(Task data Opens)

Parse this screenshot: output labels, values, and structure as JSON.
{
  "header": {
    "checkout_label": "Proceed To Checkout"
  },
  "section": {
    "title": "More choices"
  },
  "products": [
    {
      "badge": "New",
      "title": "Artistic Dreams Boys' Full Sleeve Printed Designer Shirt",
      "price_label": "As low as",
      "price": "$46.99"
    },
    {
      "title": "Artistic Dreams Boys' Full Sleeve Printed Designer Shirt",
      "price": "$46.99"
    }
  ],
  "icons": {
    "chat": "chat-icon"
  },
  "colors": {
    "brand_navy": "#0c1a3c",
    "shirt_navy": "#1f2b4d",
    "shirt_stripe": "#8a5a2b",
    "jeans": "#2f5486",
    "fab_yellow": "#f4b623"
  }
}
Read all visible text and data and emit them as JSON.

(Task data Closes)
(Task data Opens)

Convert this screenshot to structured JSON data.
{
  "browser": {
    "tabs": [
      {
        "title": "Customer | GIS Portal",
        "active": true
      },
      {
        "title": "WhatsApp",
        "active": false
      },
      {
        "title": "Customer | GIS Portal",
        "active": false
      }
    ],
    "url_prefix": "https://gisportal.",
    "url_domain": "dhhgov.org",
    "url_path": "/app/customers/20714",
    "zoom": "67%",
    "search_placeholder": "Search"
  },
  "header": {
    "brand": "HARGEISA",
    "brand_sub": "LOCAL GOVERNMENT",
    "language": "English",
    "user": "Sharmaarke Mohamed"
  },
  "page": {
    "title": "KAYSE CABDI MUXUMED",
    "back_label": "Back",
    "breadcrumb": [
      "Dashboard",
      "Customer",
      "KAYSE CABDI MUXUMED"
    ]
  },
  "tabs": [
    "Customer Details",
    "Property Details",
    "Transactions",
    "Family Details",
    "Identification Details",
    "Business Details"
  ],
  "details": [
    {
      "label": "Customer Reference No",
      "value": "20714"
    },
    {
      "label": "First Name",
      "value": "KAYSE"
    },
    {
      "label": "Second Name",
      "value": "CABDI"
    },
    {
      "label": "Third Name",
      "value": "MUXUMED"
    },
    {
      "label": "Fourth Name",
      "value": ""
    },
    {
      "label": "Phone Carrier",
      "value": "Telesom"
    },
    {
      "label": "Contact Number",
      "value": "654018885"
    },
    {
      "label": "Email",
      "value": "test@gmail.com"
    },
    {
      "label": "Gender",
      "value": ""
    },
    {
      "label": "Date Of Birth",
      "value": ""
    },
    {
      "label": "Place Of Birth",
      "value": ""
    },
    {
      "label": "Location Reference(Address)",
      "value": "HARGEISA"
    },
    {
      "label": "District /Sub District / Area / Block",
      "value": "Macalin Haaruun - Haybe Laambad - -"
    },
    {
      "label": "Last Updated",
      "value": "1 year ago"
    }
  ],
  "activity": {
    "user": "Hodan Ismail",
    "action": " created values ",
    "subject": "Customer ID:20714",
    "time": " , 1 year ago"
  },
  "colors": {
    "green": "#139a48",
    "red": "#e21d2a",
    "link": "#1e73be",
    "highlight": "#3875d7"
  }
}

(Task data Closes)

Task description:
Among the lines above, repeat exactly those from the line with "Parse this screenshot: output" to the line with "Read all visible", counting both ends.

Result below:
Parse this screenshot: output labels, values, and structure as JSON.
{
  "header": {
    "checkout_label": "Proceed To Checkout"
  },
  "section": {
    "title": "More choices"
  },
  "products": [
    {
      "badge": "New",
      "title": "Artistic Dreams Boys' Full Sleeve Printed Designer Shirt",
      "price_label": "As low as",
      "price": "$46.99"
    },
    {
      "title": "Artistic Dreams Boys' Full Sleeve Printed Designer Shirt",
      "price": "$46.99"
    }
  ],
  "icons": {
    "chat": "chat-icon"
  },
  "colors": {
    "brand_navy": "#0c1a3c",
    "shirt_navy": "#1f2b4d",
    "shirt_stripe": "#8a5a2b",
    "jeans": "#2f5486",
    "fab_yellow": "#f4b623"
  }
}
Read all visible text and data and emit them as JSON.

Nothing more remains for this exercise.